* WHAT NEEDS TO BE DONE *
From the entries that follow, extract each line holding the string "chevron".

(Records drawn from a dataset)
+ + + + + + +
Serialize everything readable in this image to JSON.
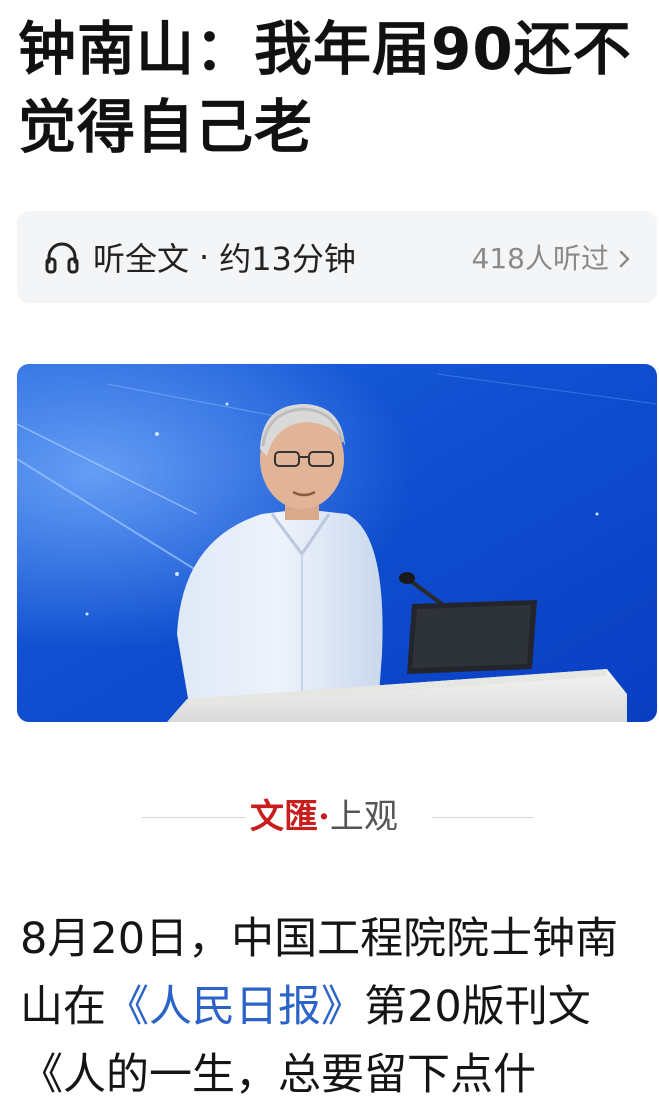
{
  "article": {
    "title": "钟南山：我年届90还不觉得自己老"
  },
  "listen": {
    "label": "听全文",
    "separator": "·",
    "duration": "约13分钟",
    "listeners": "418人听过",
    "icon": "headphone-icon",
    "chevron_icon": "chevron-right-icon"
  },
  "photo": {
    "subject": "speaker-at-podium"
  },
  "source": {
    "name_primary": "文匯",
    "separator": "·",
    "name_secondary": "上观",
    "primary_color": "#c81e1e"
  },
  "body": {
    "part1": "8月20日，中国工程院院士钟南山在",
    "link": "《人民日报》",
    "part2": "第20版刊文《人的一生，总要留下点什",
    "link_color": "#2b63c9"
  }
}
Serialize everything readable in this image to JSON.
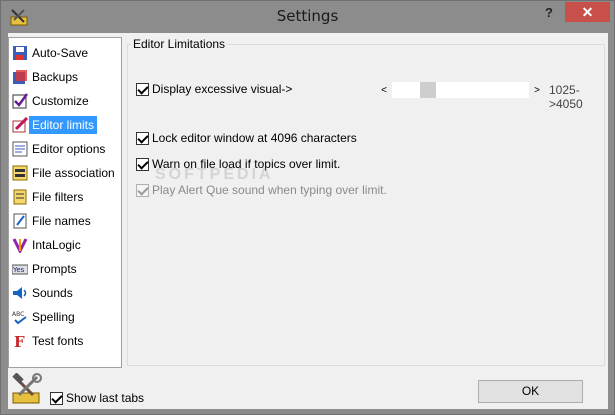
{
  "window": {
    "title": "Settings",
    "help_label": "?",
    "close_label": "✕"
  },
  "sidebar": {
    "items": [
      {
        "label": "Auto-Save",
        "icon": "floppy-save-icon"
      },
      {
        "label": "Backups",
        "icon": "backup-icon"
      },
      {
        "label": "Customize",
        "icon": "checkmark-icon"
      },
      {
        "label": "Editor limits",
        "icon": "pencil-limit-icon",
        "selected": true
      },
      {
        "label": "Editor options",
        "icon": "editor-options-icon"
      },
      {
        "label": "File association",
        "icon": "file-association-icon"
      },
      {
        "label": "File filters",
        "icon": "file-filter-icon"
      },
      {
        "label": "File names",
        "icon": "file-names-icon"
      },
      {
        "label": "IntaLogic",
        "icon": "intalogic-icon"
      },
      {
        "label": "Prompts",
        "icon": "prompts-icon"
      },
      {
        "label": "Sounds",
        "icon": "speaker-icon"
      },
      {
        "label": "Spelling",
        "icon": "spelling-icon"
      },
      {
        "label": "Test fonts",
        "icon": "font-icon"
      }
    ]
  },
  "panel": {
    "group_title": "Editor Limitations",
    "display_visual_label": "Display excessive visual->",
    "slider": {
      "left_arrow": "<",
      "right_arrow": ">",
      "value_text": "1025->4050"
    },
    "lock_label": "Lock editor window at 4096 characters",
    "warn_label": "Warn on file load if topics over limit.",
    "play_alert_label": "Play Alert Que sound when typing over limit.",
    "watermark": "SOFTPEDIA"
  },
  "footer": {
    "show_last_tabs_label": "Show last tabs",
    "ok_label": "OK"
  },
  "colors": {
    "titlebar": "#8c8c8c",
    "close": "#c7504b",
    "selection": "#3399ff"
  }
}
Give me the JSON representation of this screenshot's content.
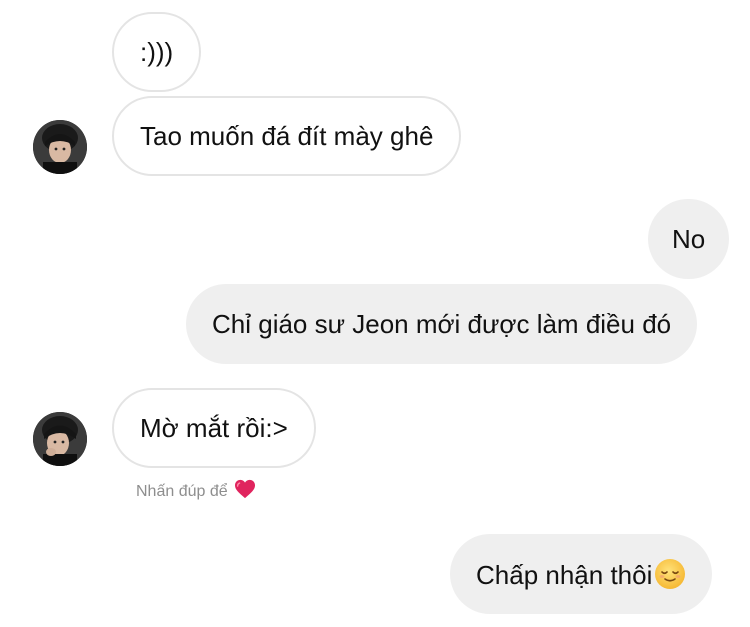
{
  "messages": [
    {
      "id": "m1",
      "direction": "incoming",
      "text": ":)))"
    },
    {
      "id": "m2",
      "direction": "incoming",
      "text": "Tao muốn đá đít mày ghê"
    },
    {
      "id": "m3",
      "direction": "outgoing",
      "text": "No"
    },
    {
      "id": "m4",
      "direction": "outgoing",
      "text": "Chỉ giáo sư Jeon mới được làm điều đó"
    },
    {
      "id": "m5",
      "direction": "incoming",
      "text": "Mờ mắt rồi:>"
    },
    {
      "id": "m6",
      "direction": "outgoing",
      "text": "Chấp nhận thôi",
      "emoji": "relieved-face-icon"
    }
  ],
  "hint": {
    "text": "Nhấn đúp để",
    "icon": "heart-icon"
  },
  "colors": {
    "incoming_border": "#e4e4e4",
    "outgoing_bg": "#efefef",
    "hint_text": "#8e8e8e",
    "heart": "#e0245e"
  }
}
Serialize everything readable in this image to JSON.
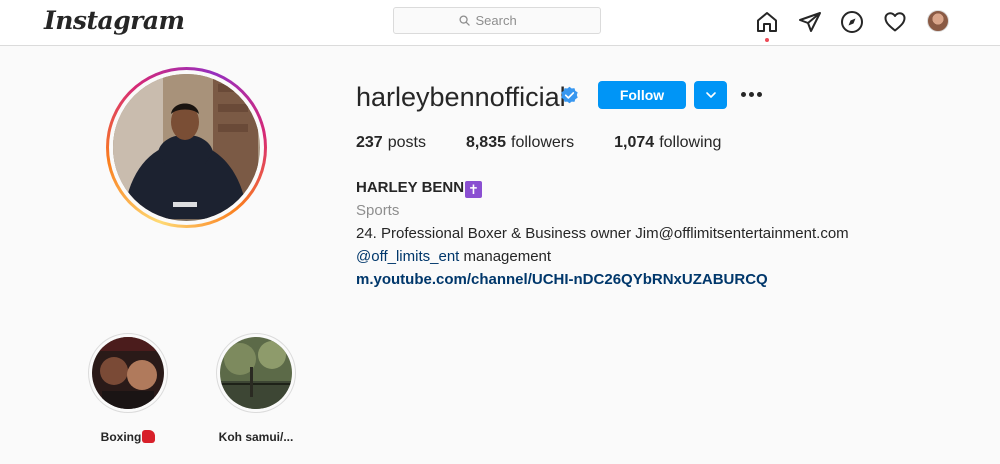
{
  "app": {
    "logo": "Instagram"
  },
  "search": {
    "placeholder": "Search"
  },
  "nav": {
    "icons": [
      "home-icon",
      "direct-icon",
      "explore-icon",
      "activity-icon",
      "profile-avatar"
    ]
  },
  "profile": {
    "username": "harleybennofficial",
    "verified": true,
    "follow_label": "Follow",
    "stats": {
      "posts_count": "237",
      "posts_label": "posts",
      "followers_count": "8,835",
      "followers_label": "followers",
      "following_count": "1,074",
      "following_label": "following"
    },
    "bio": {
      "name": "HARLEY BENN",
      "name_emoji": "✝",
      "category": "Sports",
      "line1": "24. Professional Boxer & Business owner Jim@offlimitsentertainment.com",
      "mention": "@off_limits_ent",
      "line2_rest": " management",
      "link": "m.youtube.com/channel/UCHI-nDC26QYbRNxUZABURCQ"
    }
  },
  "highlights": [
    {
      "label": "Boxing",
      "emoji": "boxing-glove"
    },
    {
      "label": "Koh samui/..."
    }
  ],
  "colors": {
    "accent": "#0095f6",
    "link": "#00376b",
    "notification_dot": "#ed4956"
  }
}
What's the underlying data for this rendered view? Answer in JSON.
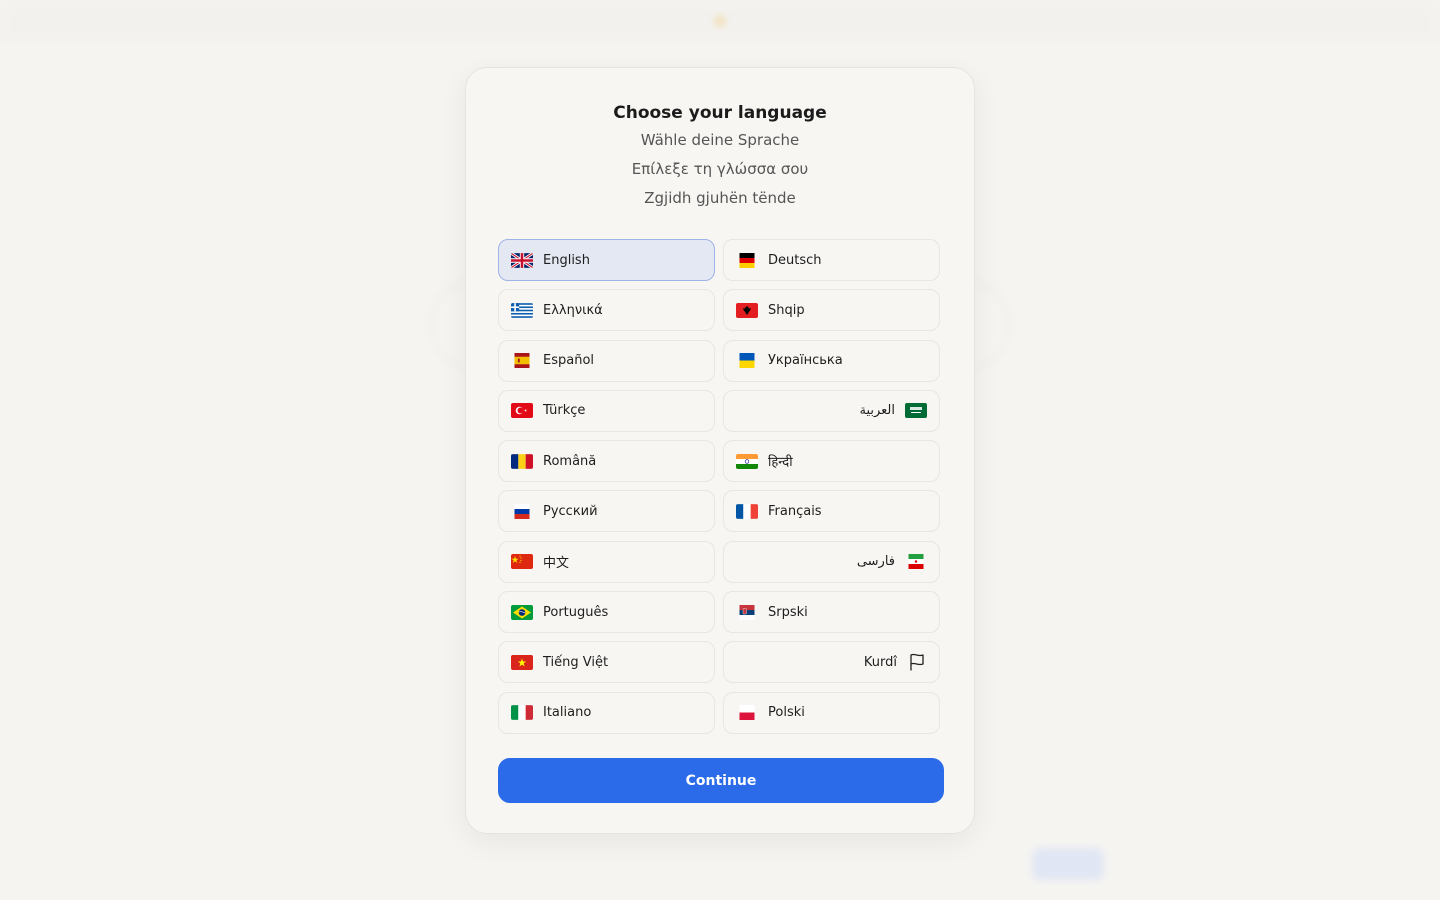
{
  "modal": {
    "title": "Choose your language",
    "subtitles": [
      "Wähle deine Sprache",
      "Επίλεξε τη γλώσσα σου",
      "Zgjidh gjuhën tënde"
    ],
    "continue_label": "Continue",
    "selected": "English"
  },
  "languages": [
    {
      "label": "English",
      "flag": "flag-gb-icon"
    },
    {
      "label": "Deutsch",
      "flag": "flag-de-icon"
    },
    {
      "label": "Ελληνικά",
      "flag": "flag-gr-icon"
    },
    {
      "label": "Shqip",
      "flag": "flag-al-icon"
    },
    {
      "label": "Español",
      "flag": "flag-es-icon"
    },
    {
      "label": "Українська",
      "flag": "flag-ua-icon"
    },
    {
      "label": "Türkçe",
      "flag": "flag-tr-icon"
    },
    {
      "label": "العربية",
      "flag": "flag-sa-icon"
    },
    {
      "label": "Română",
      "flag": "flag-ro-icon"
    },
    {
      "label": "हिन्दी",
      "flag": "flag-in-icon"
    },
    {
      "label": "Русский",
      "flag": "flag-ru-icon"
    },
    {
      "label": "Français",
      "flag": "flag-fr-icon"
    },
    {
      "label": "中文",
      "flag": "flag-cn-icon"
    },
    {
      "label": "فارسی",
      "flag": "flag-ir-icon"
    },
    {
      "label": "Português",
      "flag": "flag-br-icon"
    },
    {
      "label": "Srpski",
      "flag": "flag-rs-icon"
    },
    {
      "label": "Tiếng Việt",
      "flag": "flag-vn-icon"
    },
    {
      "label": "Kurdî",
      "flag": "flag-outline-icon"
    },
    {
      "label": "Italiano",
      "flag": "flag-it-icon"
    },
    {
      "label": "Polski",
      "flag": "flag-pl-icon"
    }
  ],
  "colors": {
    "accent": "#2b6bea",
    "selected_bg": "#e3e8f2",
    "selected_border": "#9fb3e6",
    "modal_bg": "#f7f6f3"
  }
}
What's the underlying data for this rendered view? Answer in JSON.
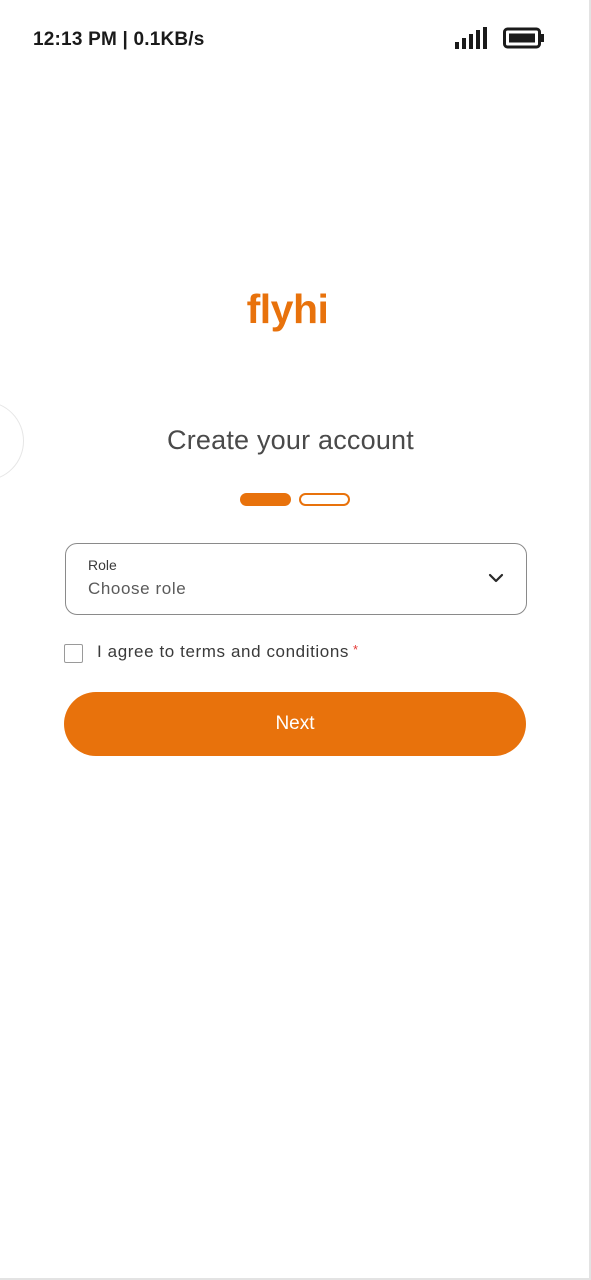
{
  "status_bar": {
    "time_speed": "12:13 PM | 0.1KB/s",
    "signal_icon": "signal-bars-icon",
    "battery_icon": "battery-icon"
  },
  "brand": {
    "logo_text": "flyhi",
    "accent_color": "#e8720c"
  },
  "page": {
    "title": "Create your account"
  },
  "stepper": {
    "current_step": 1,
    "total_steps": 2
  },
  "form": {
    "role": {
      "label": "Role",
      "value": "Choose role",
      "icon": "chevron-down-icon"
    },
    "terms": {
      "label": "I agree to terms and conditions",
      "required_mark": "*",
      "checked": false
    },
    "next_label": "Next"
  }
}
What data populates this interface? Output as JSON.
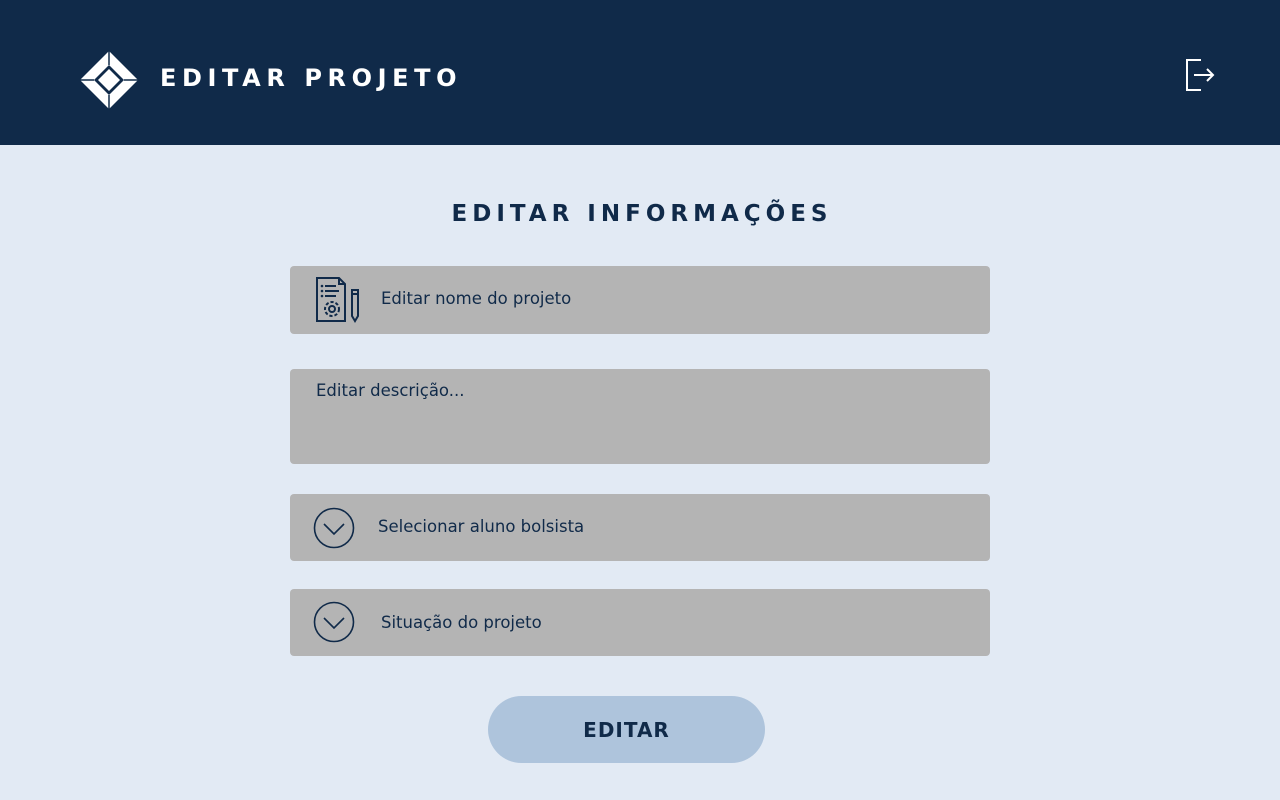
{
  "header": {
    "title": "EDITAR PROJETO",
    "logo_icon": "diamond-logo-icon",
    "logout_icon": "logout-icon",
    "background_color": "#102a49"
  },
  "main": {
    "section_title": "EDITAR INFORMAÇÕES",
    "fields": {
      "name": {
        "placeholder": "Editar nome do projeto",
        "icon": "document-settings-icon"
      },
      "description": {
        "placeholder": "Editar descrição..."
      },
      "scholarship_student": {
        "placeholder": "Selecionar aluno bolsista",
        "icon": "chevron-down-circle-icon"
      },
      "project_status": {
        "placeholder": "Situação do projeto",
        "icon": "chevron-down-circle-icon"
      }
    },
    "submit_label": "EDITAR"
  },
  "colors": {
    "page_background": "#e2eaf4",
    "field_background": "#b4b4b4",
    "button_background": "#aec4dc",
    "text_dark": "#102a49"
  }
}
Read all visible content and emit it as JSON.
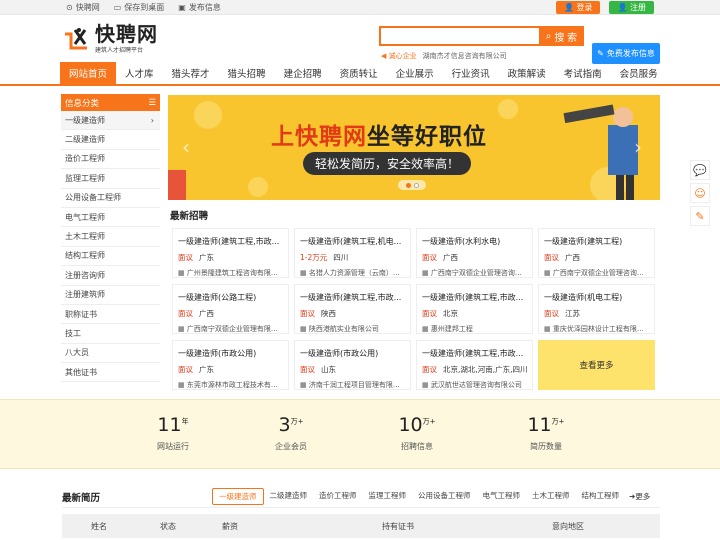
{
  "topbar": {
    "site": "快聘网",
    "save_desktop": "保存到桌面",
    "publish_info": "发布信息",
    "login": "登录",
    "register": "注册"
  },
  "header": {
    "logo_title": "快聘网",
    "logo_sub": "建筑人才招聘平台",
    "search_placeholder": "",
    "search_btn": "搜 索",
    "notice_label": "诚心企业",
    "notice_text": "湖南杰才信息咨询有限公司",
    "publish_btn": "免费发布信息"
  },
  "nav": [
    "网站首页",
    "人才库",
    "猎头荐才",
    "猎头招聘",
    "建企招聘",
    "资质转让",
    "企业展示",
    "行业资讯",
    "政策解读",
    "考试指南",
    "会员服务"
  ],
  "sidebar": {
    "title": "信息分类",
    "items": [
      "一级建造师",
      "二级建造师",
      "造价工程师",
      "监理工程师",
      "公用设备工程师",
      "电气工程师",
      "土木工程师",
      "结构工程师",
      "注册咨询师",
      "注册建筑师",
      "职称证书",
      "技工",
      "八大员",
      "其他证书"
    ]
  },
  "banner": {
    "title_a": "上快聘网",
    "title_b": "坐等好职位",
    "subtitle": "轻松发简历，安全效率高！"
  },
  "latest_jobs": {
    "title": "最新招聘",
    "more": "查看更多",
    "items": [
      {
        "title": "一级建造师(建筑工程,市政...",
        "salary": "面议",
        "location": "广东",
        "company": "广州景隆建筑工程咨询有限公司"
      },
      {
        "title": "一级建造师(建筑工程,机电...",
        "salary": "1-2万元",
        "location": "四川",
        "company": "名猎人力资源管理（云南）有..."
      },
      {
        "title": "一级建造师(水利水电)",
        "salary": "面议",
        "location": "广西",
        "company": "广西南宁双德企业管理咨询有..."
      },
      {
        "title": "一级建造师(建筑工程)",
        "salary": "面议",
        "location": "广西",
        "company": "广西南宁双德企业管理咨询有..."
      },
      {
        "title": "一级建造师(公路工程)",
        "salary": "面议",
        "location": "广西",
        "company": "广西南宁双德企业管理有限公司"
      },
      {
        "title": "一级建造师(建筑工程,市政...",
        "salary": "面议",
        "location": "陕西",
        "company": "陕西港航实业有限公司"
      },
      {
        "title": "一级建造师(建筑工程,市政...",
        "salary": "面议",
        "location": "北京",
        "company": "惠州建邦工程"
      },
      {
        "title": "一级建造师(机电工程)",
        "salary": "面议",
        "location": "江苏",
        "company": "重庆优泽园林设计工程有限公司"
      },
      {
        "title": "一级建造师(市政公用)",
        "salary": "面议",
        "location": "广东",
        "company": "东莞市源林市政工程技术有限..."
      },
      {
        "title": "一级建造师(市政公用)",
        "salary": "面议",
        "location": "山东",
        "company": "济南千润工程项目管理有限公司"
      },
      {
        "title": "一级建造师(建筑工程,市政...",
        "salary": "面议",
        "location": "北京,湖北,河南,广东,四川,...",
        "company": "武汉航世达管理咨询有限公司"
      }
    ]
  },
  "stats": [
    {
      "num": "11",
      "unit": "年",
      "label": "网站运行"
    },
    {
      "num": "3",
      "unit": "万+",
      "label": "企业会员"
    },
    {
      "num": "10",
      "unit": "万+",
      "label": "招聘信息"
    },
    {
      "num": "11",
      "unit": "万+",
      "label": "简历数量"
    }
  ],
  "resumes": {
    "title": "最新简历",
    "tabs": [
      "一级建造师",
      "二级建造师",
      "造价工程师",
      "监理工程师",
      "公用设备工程师",
      "电气工程师",
      "土木工程师",
      "结构工程师"
    ],
    "more": "➜更多",
    "columns": [
      "姓名",
      "状态",
      "薪资",
      "持有证书",
      "意向地区"
    ]
  },
  "colors": {
    "accent": "#f7741a",
    "banner": "#f8c52f",
    "stats_bg": "#fdf8de"
  }
}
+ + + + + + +
* YOUR SOLUTION *
    "chevron_icon": "chevron-right-icon"
      "icon": "chevron-down-icon"
        "icon": "chevron-down-circle-icon"
        "icon": "chevron-down-circle-icon"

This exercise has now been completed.